BEACON FALLS — After a lot of hard work, sweat, and hours were poured into an overgrown and trash-covered piece of land, Beacon Falls has a new gem for passive recreation.
The land around the pond was covered with brush, which made the pond nearly inaccessible and not a place most people set out to.
However, Richard Minnick, who was named steward of Toby’s Pond earlier this year, has been leading an effort to change the landscaping and perception of the area.
“What was done is Charlie Edward and Brian Swan did the grating along the road and mowing of the main field and along the edges, clearing brush and shrub. They were using their heavy equipment doing that. John Smith and Jeff Smith helped dig post holes to put in signs,” Minnick said. “Mike Bouchard was cutting and clearing brush, and his daughter Annalie was helping us with that and helping clear up garbage.”
Minnick pointed out that there were many other people who came when they had the time to help transform the park.
“People come down when they can just to devote some time,” Minnick said.
The work has paid off in the amount of activity that the pond now sees.
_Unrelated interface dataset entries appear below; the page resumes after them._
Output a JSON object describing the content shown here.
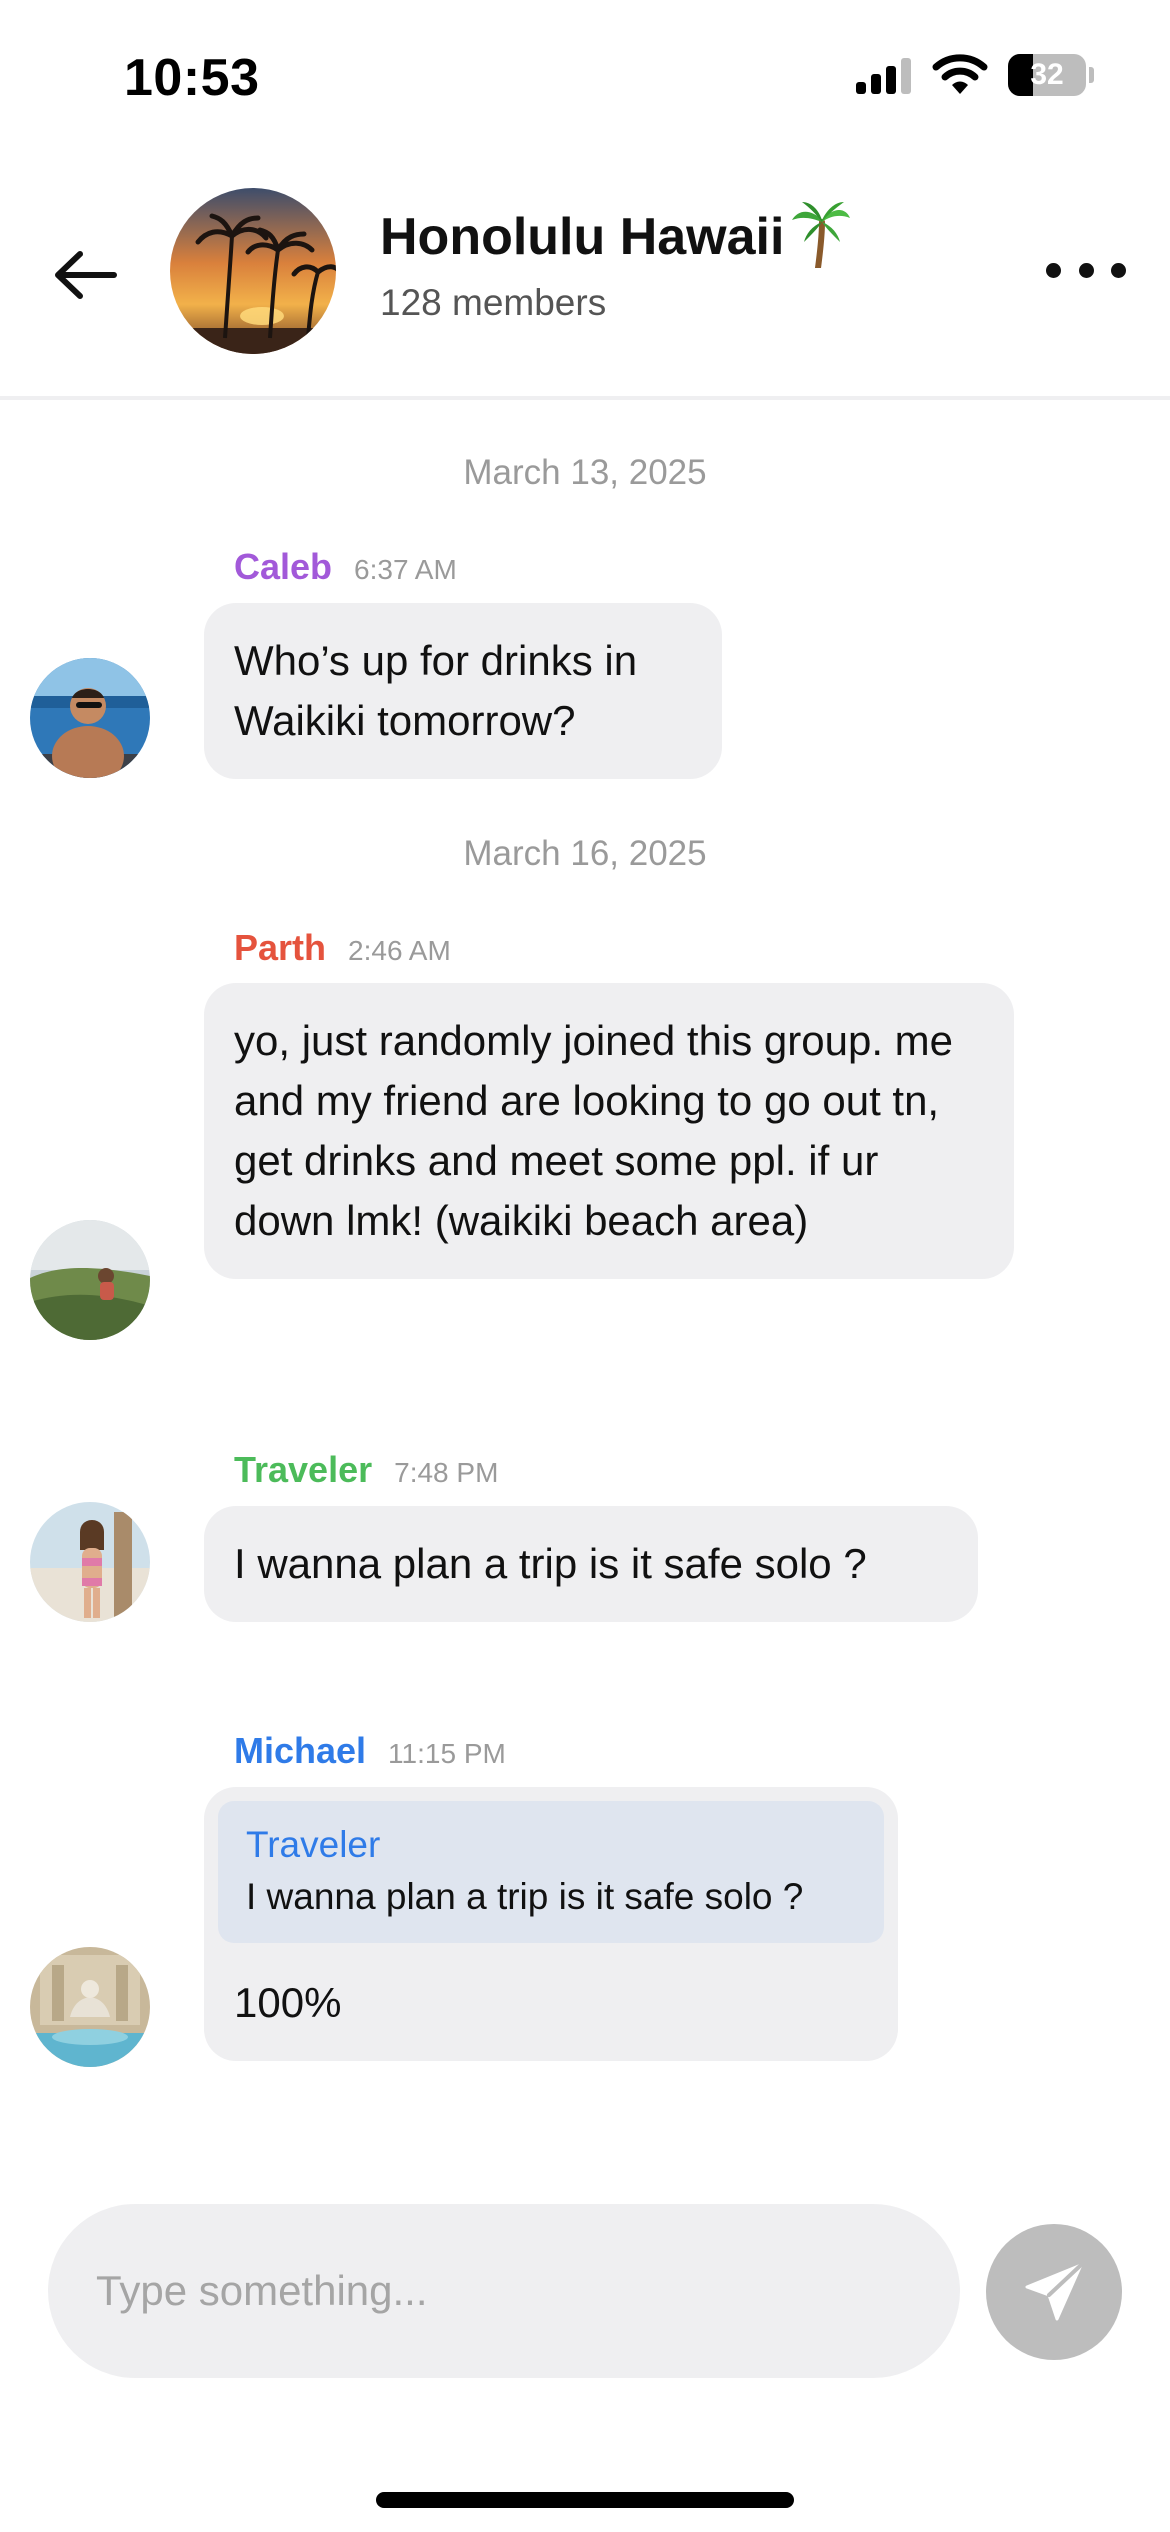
{
  "status_bar": {
    "time": "10:53",
    "battery_percent": "32",
    "battery_level": 0.32
  },
  "header": {
    "title": "Honolulu Hawaii",
    "members": "128 members"
  },
  "messages": [
    {
      "date": "March 13, 2025",
      "sender": "Caleb",
      "time": "6:37 AM",
      "sender_color": "#a259d9",
      "text": "Who’s up for drinks in Waikiki tomorrow?"
    },
    {
      "date": "March 16, 2025",
      "sender": "Parth",
      "time": "2:46 AM",
      "sender_color": "#e5533d",
      "text": "yo, just randomly joined this group. me and my friend are looking to go out tn, get drinks and meet some ppl. if ur down lmk! (waikiki beach area)"
    },
    {
      "sender": "Traveler",
      "time": "7:48 PM",
      "sender_color": "#4cbb5a",
      "text": "I wanna plan a trip is it safe solo ?"
    },
    {
      "sender": "Michael",
      "time": "11:15 PM",
      "sender_color": "#2f7be8",
      "reply_to": {
        "sender": "Traveler",
        "text": "I wanna plan a trip is it safe solo ?"
      },
      "text": "100%"
    }
  ],
  "composer": {
    "placeholder": "Type something..."
  },
  "icons": {
    "back": "arrow-left-icon",
    "more": "more-horizontal-icon",
    "send": "send-icon",
    "palm": "palm-tree-icon"
  },
  "colors": {
    "bubble_bg": "#efeff1",
    "reply_bg": "#dfe5ef",
    "send_disabled": "#bdbdbd"
  }
}
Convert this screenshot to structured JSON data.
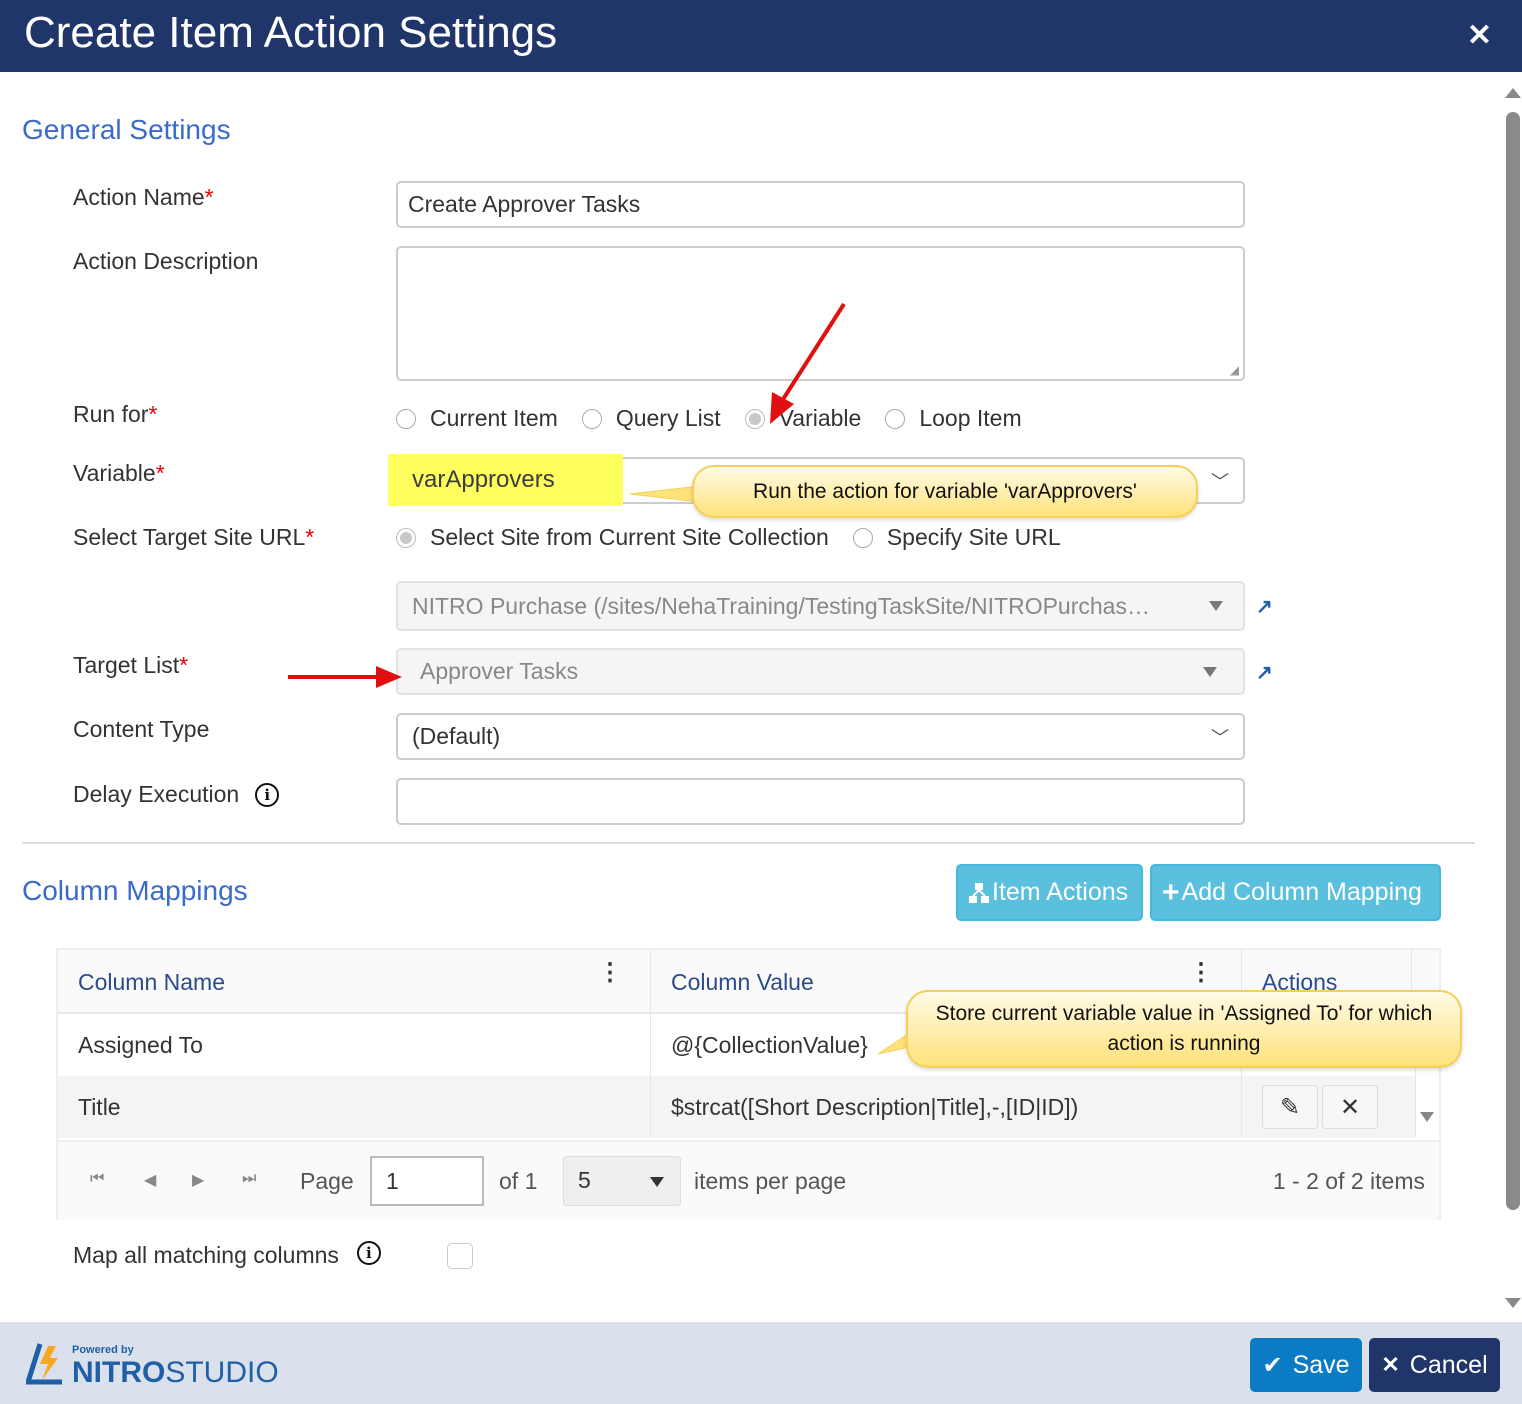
{
  "dialog": {
    "title": "Create Item Action Settings",
    "close_glyph": "✕"
  },
  "general": {
    "section_title": "General Settings",
    "action_name": {
      "label": "Action Name",
      "required": "*",
      "value": "Create Approver Tasks"
    },
    "action_description": {
      "label": "Action Description",
      "value": ""
    },
    "run_for": {
      "label": "Run for",
      "required": "*",
      "options": [
        "Current Item",
        "Query List",
        "Variable",
        "Loop Item"
      ],
      "selected": "Variable"
    },
    "variable": {
      "label": "Variable",
      "required": "*",
      "value": "varApprovers",
      "highlight_color": "#ffff66"
    },
    "target_site": {
      "label": "Select Target Site URL",
      "required": "*",
      "options": [
        "Select Site from Current Site Collection",
        "Specify Site URL"
      ],
      "selected": "Select Site from Current Site Collection",
      "site_value": "NITRO Purchase (/sites/NehaTraining/TestingTaskSite/NITROPurchas…"
    },
    "target_list": {
      "label": "Target List",
      "required": "*",
      "value": "Approver Tasks"
    },
    "content_type": {
      "label": "Content Type",
      "value": "(Default)"
    },
    "delay_execution": {
      "label": "Delay Execution",
      "value": ""
    }
  },
  "callouts": {
    "variable_note": "Run the action for variable 'varApprovers'",
    "mapping_note": "Store current variable value in 'Assigned To' for which action is running"
  },
  "mappings": {
    "section_title": "Column Mappings",
    "item_actions_label": "Item Actions",
    "add_mapping_label": "Add Column Mapping",
    "columns": [
      "Column Name",
      "Column Value",
      "Actions"
    ],
    "rows": [
      {
        "name": "Assigned To",
        "value": "@{CollectionValue}"
      },
      {
        "name": "Title",
        "value": "$strcat([Short Description|Title],-,[ID|ID])"
      }
    ],
    "pager": {
      "page_label": "Page",
      "page_value": "1",
      "of_label": "of 1",
      "page_size": "5",
      "items_per_page_label": "items per page",
      "summary": "1 - 2 of 2 items"
    },
    "map_all_label": "Map all matching columns",
    "map_all_checked": false
  },
  "footer": {
    "powered_by": "Powered by",
    "brand_bold": "NITRO",
    "brand_light": "STUDIO",
    "save_label": "Save",
    "cancel_label": "Cancel"
  },
  "colors": {
    "header_bg": "#20366b",
    "section_title": "#3a6bc9",
    "info_button": "#5bc0de",
    "save_button": "#0a7bc4",
    "cancel_button": "#20366b",
    "annotation_arrow": "#e01010"
  }
}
“There’s fishing, kayaking, canoeing, a hiking trail and a number of people that go there that look at wildlife,” Economic Development Commission Chair Jeremy Rodorigo said. “There are people who go out there because they want to bring their dog for a walk. Some people want to do serious kayaking or canoeing. Some people say they pull out some good fish out of there.”
It is not just a few people who are now using the pond.
“There are many people down there. Two Saturdays ago there were three kayakers down there at 6 a.m.,” Minnick said.
Minnick explained that people are constantly using the park throughout the day and, during the weekends, it becomes very busy.
“Every time you go by you can look and see kayakers down there,” Minnick said. “The public is using it, and they’re really keeping it clean.”
This park is not attracting only the public, though. A scout from Troop 138 is planning on extending the trail and creating a camp site on the eastern side of the pond for his Eagle Scout Project, according to Minnick.
Camping is not currently allowed at Toby’s Pond. The park is under the jurisdiction of the Board of Selectmen, and it would be up to them to decide whether to allow any additional activities at the park, Minnick said.
The pond runs parallel to the Naugatuck River, just south of the intersection of Route 8 and Route 42.
O&G Industries deeded the pond to Beacon Falls in 2009 as part of a deal with the state Department of Environmental Protection. Before it became Toby’s Pond, the area was a sand and gravel operation for several decades. As part of the deal, O&G converted the area into a recreational park and is responsible for maintaining the barrier between the pond and the river as well as the inlet and outlet spillways to the pond. O&G also provided funds to the town for the upkeep of the area.
Until this year, the area has sat relatively untouched.
Now, the pond is beginning to draw people from surrounding areas as well as from town.
“A lot of people that go there are not from Beacon Falls. There’s a good mix of people from Beacon Falls and outside of Beacon Falls that go there. People are starting to learn there are things in Beacon Falls that are of interest. That’s good in a development sense. Hopefully when they go there they will spend money in town,” Rodorigo said.